Page T1.1 . 25 June 2003                     
ArchitectureWeek - Tools Department
NEWS   |   DESIGN   |   BUILDING   |   DESIGN TOOLS   |   ENVIRONMENT   |   CULTURE
< Prev Page Next Page >
 
TOOLS
 
  •  
  • Comprehensive Building Modeling
     
  •  
  • Deriving Lights from Pixels

      [an error occurred while processing this directive]
    AND MORE
      Current Contents
      Blog Center
      Download Center
      New Products
      Products Guide
      Classic Home
      Architecture Forum
      Architects Directory
      Topics Library
      Complete Archive
      Web Directory
      About ArchWeek
      Search
      Subscribe & Contribute
      Free Newsletters
       

     
    QUIZ

    [an error occurred while processing this directive]

    Comprehensive Building Modeling

    by Larry Rocha

    "What happens to the cost of the building if we add 40 square meters to the lobby?" "What happens to the total height of the building if we use a steel frame instead of a cast-in-place system?" "How will changing the structural system affect the construction schedule?"

    Answering these questions during design used to take days or even weeks. Using current technology, some designers are answering them in a matter of minutes or hours. This is because they create an "intelligent" digital model which combines data and geometry as a part of their design process. This approach is sometimes referred to as using an "integrated building model," a "virtual building model," a "single building model," or, more recently, a "building information model."

    Not Just a Pretty Picture

    Designers have long used three-dimensional representations as part of their analysis and communication processes. Three-dimensional computer models have been used since the 1970s. Renderings and massing models are part of many building design projects. In most conventional software systems, these 3D representations of the building are created and maintained separate from, and requiring coordination with, the 2D contract documents, or construction drawings.

    Changes to a design always require coordination between the 2D and 3D representations. In conventional systems, it is the designer's responsibility to make the necessary changes to maintain consistency. With integrated models, the 2D and 3D representations come from the same dataset, so the adjustments can be automatic.

    By "slicing" a virtual building, the design team can generate 2D "reports" such as floor plans, elevations, sections anywhere more study or clarity is needed.
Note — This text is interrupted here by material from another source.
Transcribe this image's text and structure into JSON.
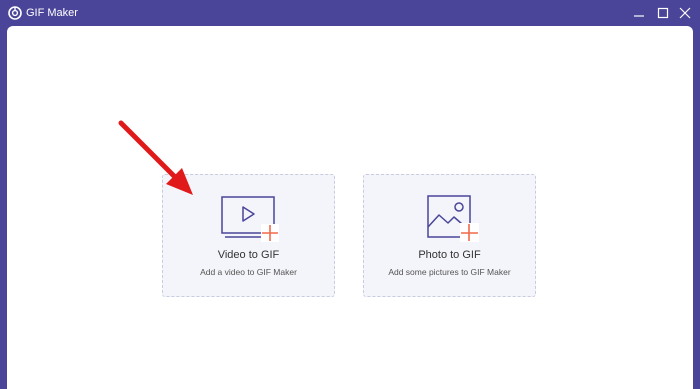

With the integrated building model, contract documentation can be smoothly coordinated, evolving representation of the building's design, a byproduct of the design process.   >>>

    Discuss this article in the Architecture Forum...

    Continue...

    ArchWeek Image

    The conceptual design and space planning study for a spa, used to explain the layout and to calculate components and costs from an integrated building model.
    Image: WATG

    ArchWeek Image

    A door, shown in red, appears in many representations which vary by view, but it is a single object within the CAD software.
    Image: WATG

     

    Click on thumbnail images
    to view full-size pictures.

     
    < Prev Page Next Page > Send this to a friend       Subscribe       Contribute       Media Kit       Privacy       Comments
    AW   |   GREAT BUILDINGS   |   DISCUSSION   |   SCRAPBOOK   |   BOOKS   |   FREE 3D   |   SEARCH
      ArchitectureWeek.com © 2003 Artifice, Inc. - All Rights Reserved